#### Supplied material
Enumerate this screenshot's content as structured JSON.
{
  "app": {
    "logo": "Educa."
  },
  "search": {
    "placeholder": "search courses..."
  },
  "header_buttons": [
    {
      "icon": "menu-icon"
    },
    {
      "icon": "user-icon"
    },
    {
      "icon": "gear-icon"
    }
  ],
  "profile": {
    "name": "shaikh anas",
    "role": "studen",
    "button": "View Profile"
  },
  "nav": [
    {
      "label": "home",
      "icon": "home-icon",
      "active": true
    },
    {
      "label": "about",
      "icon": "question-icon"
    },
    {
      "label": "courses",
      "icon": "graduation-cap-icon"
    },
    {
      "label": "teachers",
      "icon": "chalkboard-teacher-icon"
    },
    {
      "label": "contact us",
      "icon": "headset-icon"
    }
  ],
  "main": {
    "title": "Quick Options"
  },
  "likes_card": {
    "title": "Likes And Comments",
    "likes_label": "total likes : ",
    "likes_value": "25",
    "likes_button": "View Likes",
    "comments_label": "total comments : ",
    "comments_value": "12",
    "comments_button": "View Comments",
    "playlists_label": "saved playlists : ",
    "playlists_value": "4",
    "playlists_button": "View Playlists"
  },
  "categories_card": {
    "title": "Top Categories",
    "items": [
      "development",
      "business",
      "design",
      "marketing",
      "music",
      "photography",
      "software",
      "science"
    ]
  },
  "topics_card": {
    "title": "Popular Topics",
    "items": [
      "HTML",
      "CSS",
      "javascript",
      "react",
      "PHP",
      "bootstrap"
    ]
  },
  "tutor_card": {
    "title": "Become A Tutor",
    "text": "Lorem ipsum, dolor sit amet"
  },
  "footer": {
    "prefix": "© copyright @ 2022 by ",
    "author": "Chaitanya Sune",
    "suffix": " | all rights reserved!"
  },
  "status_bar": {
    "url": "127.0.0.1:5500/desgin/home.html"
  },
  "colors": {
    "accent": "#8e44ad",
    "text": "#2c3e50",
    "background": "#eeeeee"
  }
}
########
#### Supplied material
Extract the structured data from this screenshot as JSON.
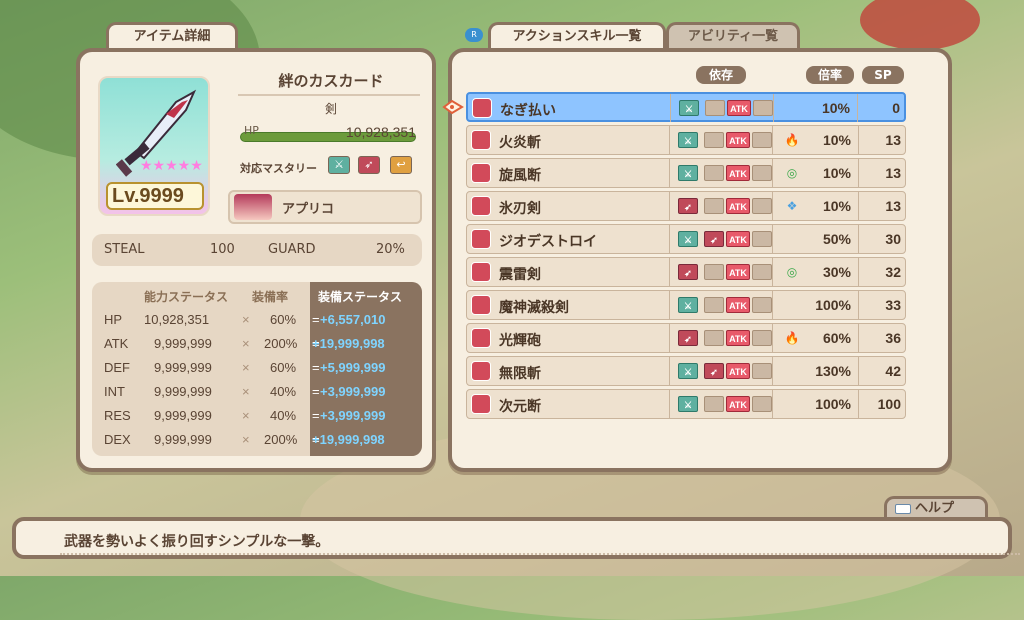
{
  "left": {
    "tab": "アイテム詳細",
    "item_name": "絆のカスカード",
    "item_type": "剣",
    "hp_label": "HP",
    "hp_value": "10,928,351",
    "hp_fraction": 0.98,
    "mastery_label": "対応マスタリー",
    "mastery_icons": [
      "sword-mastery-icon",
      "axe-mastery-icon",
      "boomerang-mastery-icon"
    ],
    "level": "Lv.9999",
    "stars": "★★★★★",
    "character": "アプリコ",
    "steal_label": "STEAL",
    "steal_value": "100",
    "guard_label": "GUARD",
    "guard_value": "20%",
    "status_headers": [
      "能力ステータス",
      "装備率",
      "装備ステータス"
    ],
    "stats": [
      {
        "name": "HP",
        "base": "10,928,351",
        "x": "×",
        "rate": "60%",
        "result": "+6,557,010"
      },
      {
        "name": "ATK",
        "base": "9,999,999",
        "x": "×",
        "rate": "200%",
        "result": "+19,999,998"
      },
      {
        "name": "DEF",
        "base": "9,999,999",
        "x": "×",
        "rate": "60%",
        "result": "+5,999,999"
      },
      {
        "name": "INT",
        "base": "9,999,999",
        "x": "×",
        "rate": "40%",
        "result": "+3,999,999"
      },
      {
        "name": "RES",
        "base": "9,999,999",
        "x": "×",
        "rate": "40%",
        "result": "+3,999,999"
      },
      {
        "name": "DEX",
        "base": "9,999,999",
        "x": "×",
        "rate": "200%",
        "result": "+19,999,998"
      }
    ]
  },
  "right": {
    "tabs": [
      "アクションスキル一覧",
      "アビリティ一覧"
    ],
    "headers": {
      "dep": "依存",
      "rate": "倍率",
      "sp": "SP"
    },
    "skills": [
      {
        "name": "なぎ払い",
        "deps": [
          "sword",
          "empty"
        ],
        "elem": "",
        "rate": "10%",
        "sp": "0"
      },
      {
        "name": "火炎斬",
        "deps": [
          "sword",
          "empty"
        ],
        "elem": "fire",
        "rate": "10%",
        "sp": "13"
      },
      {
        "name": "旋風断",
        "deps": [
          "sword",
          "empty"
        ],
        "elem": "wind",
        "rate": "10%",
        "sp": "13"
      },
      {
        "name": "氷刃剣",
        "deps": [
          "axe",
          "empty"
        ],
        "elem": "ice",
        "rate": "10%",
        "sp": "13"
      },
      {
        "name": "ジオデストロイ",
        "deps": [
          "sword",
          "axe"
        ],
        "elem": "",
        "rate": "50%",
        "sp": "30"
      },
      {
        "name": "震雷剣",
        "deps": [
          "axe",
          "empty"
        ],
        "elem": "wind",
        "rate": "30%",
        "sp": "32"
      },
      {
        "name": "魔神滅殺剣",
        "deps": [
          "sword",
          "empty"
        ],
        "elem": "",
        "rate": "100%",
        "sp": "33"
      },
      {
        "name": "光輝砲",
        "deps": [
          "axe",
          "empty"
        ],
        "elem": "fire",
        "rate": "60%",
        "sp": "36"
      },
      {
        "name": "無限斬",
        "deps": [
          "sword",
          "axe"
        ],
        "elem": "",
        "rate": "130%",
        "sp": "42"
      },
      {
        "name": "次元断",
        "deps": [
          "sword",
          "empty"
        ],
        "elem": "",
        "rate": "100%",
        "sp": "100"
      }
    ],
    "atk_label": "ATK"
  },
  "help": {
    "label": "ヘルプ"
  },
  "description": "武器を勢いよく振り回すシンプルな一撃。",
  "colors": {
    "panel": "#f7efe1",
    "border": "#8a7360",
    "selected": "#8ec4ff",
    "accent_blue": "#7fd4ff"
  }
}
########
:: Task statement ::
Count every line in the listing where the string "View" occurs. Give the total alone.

:: Finished task ::
4